■ **Task objective**
Give each record below again, without a single difference.

[Records from a dataset]

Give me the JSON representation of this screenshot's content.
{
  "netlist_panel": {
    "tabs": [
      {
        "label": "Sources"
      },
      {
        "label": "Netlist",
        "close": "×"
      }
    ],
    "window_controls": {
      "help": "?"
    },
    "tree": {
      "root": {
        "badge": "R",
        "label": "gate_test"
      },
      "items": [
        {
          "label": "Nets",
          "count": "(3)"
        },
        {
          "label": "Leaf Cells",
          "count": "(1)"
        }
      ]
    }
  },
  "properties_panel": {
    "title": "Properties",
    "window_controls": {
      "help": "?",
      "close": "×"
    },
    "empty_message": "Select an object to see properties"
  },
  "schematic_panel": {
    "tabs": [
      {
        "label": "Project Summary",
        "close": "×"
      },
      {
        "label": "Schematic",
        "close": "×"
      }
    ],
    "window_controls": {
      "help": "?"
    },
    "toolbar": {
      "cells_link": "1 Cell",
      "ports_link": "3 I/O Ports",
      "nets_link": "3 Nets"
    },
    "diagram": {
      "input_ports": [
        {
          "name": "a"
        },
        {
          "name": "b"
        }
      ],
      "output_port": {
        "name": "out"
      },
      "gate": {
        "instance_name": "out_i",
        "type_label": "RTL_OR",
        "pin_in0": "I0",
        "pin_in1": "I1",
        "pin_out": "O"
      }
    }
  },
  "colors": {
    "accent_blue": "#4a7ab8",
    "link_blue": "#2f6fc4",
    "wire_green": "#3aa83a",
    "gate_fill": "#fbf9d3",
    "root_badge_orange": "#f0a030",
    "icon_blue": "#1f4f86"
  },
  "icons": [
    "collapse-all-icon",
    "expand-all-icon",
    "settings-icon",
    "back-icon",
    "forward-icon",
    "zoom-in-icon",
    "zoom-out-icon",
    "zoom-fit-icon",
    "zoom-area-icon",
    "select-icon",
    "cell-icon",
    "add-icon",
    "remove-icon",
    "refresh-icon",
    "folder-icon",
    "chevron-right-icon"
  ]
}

■ **Output for this task**
Give me the JSON representation of this screenshot's content.
{
  "netlist_panel": {
    "tabs": [
      {
        "label": "Sources"
      },
      {
        "label": "Netlist",
        "close": "×"
      }
    ],
    "window_controls": {
      "help": "?"
    },
    "tree": {
      "root": {
        "badge": "R",
        "label": "gate_test"
      },
      "items": [
        {
          "label": "Nets",
          "count": "(3)"
        },
        {
          "label": "Leaf Cells",
          "count": "(1)"
        }
      ]
    }
  },
  "properties_panel": {
    "title": "Properties",
    "window_controls": {
      "help": "?",
      "close": "×"
    },
    "empty_message": "Select an object to see properties"
  },
  "schematic_panel": {
    "tabs": [
      {
        "label": "Project Summary",
        "close": "×"
      },
      {
        "label": "Schematic",
        "close": "×"
      }
    ],
    "window_controls": {
      "help": "?"
    },
    "toolbar": {
      "cells_link": "1 Cell",
      "ports_link": "3 I/O Ports",
      "nets_link": "3 Nets"
    },
    "diagram": {
      "input_ports": [
        {
          "name": "a"
        },
        {
          "name": "b"
        }
      ],
      "output_port": {
        "name": "out"
      },
      "gate": {
        "instance_name": "out_i",
        "type_label": "RTL_OR",
        "pin_in0": "I0",
        "pin_in1": "I1",
        "pin_out": "O"
      }
    }
  },
  "colors": {
    "accent_blue": "#4a7ab8",
    "link_blue": "#2f6fc4",
    "wire_green": "#3aa83a",
    "gate_fill": "#fbf9d3",
    "root_badge_orange": "#f0a030",
    "icon_blue": "#1f4f86"
  },
  "icons": [
    "collapse-all-icon",
    "expand-all-icon",
    "settings-icon",
    "back-icon",
    "forward-icon",
    "zoom-in-icon",
    "zoom-out-icon",
    "zoom-fit-icon",
    "zoom-area-icon",
    "select-icon",
    "cell-icon",
    "add-icon",
    "remove-icon",
    "refresh-icon",
    "folder-icon",
    "chevron-right-icon"
  ]
}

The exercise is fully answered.